The Formation of the Molucca Sea
The Molucca Sea currently the only present day example of ocean basin closure as a result subduction of oceanic lithosphere in two opposite directions. The Molucca sea is situated at the convergence of the Eurasian, Philippine Sea and Australian Plate in Indonesia. The geometry of the plates is highly complex, which reflects the formation of micro-continents and broken fragments from the collision of the 3 major plates (Widiwijayanti et al, 2004). The Molucca Sea is currently an isolated basin that is well advanced in double subduction. The Molucca Sea Plate is subduction in two directions; in the east at the Halmahera subduction zone and to the west in the Sangihe subduction zone. The oceanic lithosphere has virtually disappeared and the forearc crust is being dragged down towards the Eurasion plate. The subduction of the oceanic lithosphere has forced the Sangihe and Halmahera arcs to collide, forming a collision complex. Figure 4 illustrates that this more advance in the northern region of the Molucca Sea (cross-section A). The collision complex consists of deformed sediments and ophiolites that are currently being thrusted over both volcanic arcs.
The Molucca Sea Plate was originally part of the Philippine plate when the Australian Plate was much further south during the mid Miocene, 13 million years ago. The Sangihe trench was active at this time, subducting oceanic lithosphere of the Molucca Sea to the west (Hinschberger et al, 2005). The Sangihe subduction is believed to date back to the Oligocene and is much older than the Halmahera in the west. The subduction zones are dated by the depth of the downgoing slabs with is much less at the Halmahera subduction zone. There are conflicting ideas on the date that double subduction began and the Molucca Sea became isolated from the Philippine Sea Plate. In a plate kinematic model by Hinschberger et al, 2005, subduction at the Halmahera trench begin only 3.5 Ma, whereas Baker and Malaihollo (1996) dated volcanic rock from the Halmahera Ridge as old as 11 Ma. Hinschberger et al (2005) propose that the Halmahera trench did not exist until much later and followed a massive rearrangement of the tectonic plates in the middle of the Pliocene. Subduction at the Halmahera trench formed 3.5 Ma to accommodate part of the convergence between that Philippine Sea Plate and the East Asian Plate. The Molucca Basin was isolated and double subduction began and the Sangihe subduction remained dominant. Some discrepancy may be caused by errors in the radiometric dating of the rocks and the kinematic model may not be a full representation of the past, which is very difficult to calculate. The ages are significantly different and it is uncertain which is more correct. However, Hinschberger et al (2005) is the most recent of the two and should be the most up to date.

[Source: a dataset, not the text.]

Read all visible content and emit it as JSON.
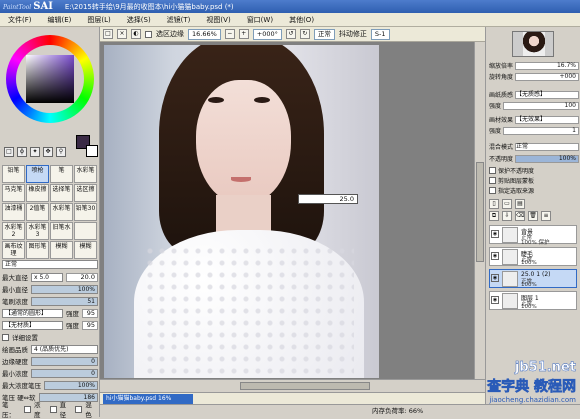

The cross-section in figure 4 illustrates the deformation caused by the collision of the arcs. The backarc of the Halmahera arc has been thrusted up over it and the Sangihe forarc is currently overthrusting the Halmahera arc. Volcanic activity along the Halmahera arc has ceased north of Morotai Island due to this overriding and volcanism continues further north along the opposite Sangihe arc. The thickness of the collision complex has been significantly increased by the overthrusting of one arc on top of the other. The collision of the Sangihe and Halmahera has produced a 'melange wedge' of deformed sediment over the two trenches (Widiwijayanti et al, 2004). Seismic reflection profiles confirm that there is 15 km of low-velocity material beneath the Molucca Sea associated with the varying sediments in the wedge. Central Ridge runs north to south between the two arcs. The islands that make up the ridge are blocks that have 'popped up' from the collision complex and been exposed to the surface. They consist of periodite, gabbros, metamorphic rocks and sediment which is typical of the collision zone. The positive density anomaly around the islands is strong evidence that these blocks were uplifted (Widiwijayanti et al, 2004). The arc-arc collision is at different stages along the Molucca Sea. Cross-section (A) through Talaud Island shows that the volcanic arc and forearc has almost been entirely overridden by the Sangihe forearc along this latitude. Snellius ridge is regarded as the backarc region of the Halmahera ridge and consists of a layer of carbonates on top of ophiolites and arc sediments (Hall, 2000).
The Sangihe arc has almost overridden the entire Halmahera arc north of Morotai island and is being thrusted up on to the flanks of the active Halmahera forearc in the south of the Molucca Sea. The active volcanic Halmahera arc was the zone of weakness during the collision indicative of a high quartz content at depth. Quartz has a low activation energy to overcome and achieve plastic deformation (flow). The overthrusting has greatly thickened the accretionary sediment and the convergence has thrusted up blocks from the collision complex. The islands of Central Ridge were formed by this uplifting of periodite, gabbros, metamorphic rocks and sediment from the collision complex or 'melange wedge.' The Sangihe Arc will continue to override the Halmahera arc and in 5 Ma and eventually the Molucca Sea will also disappear leaving little evidence that it was the unique site of double subduction.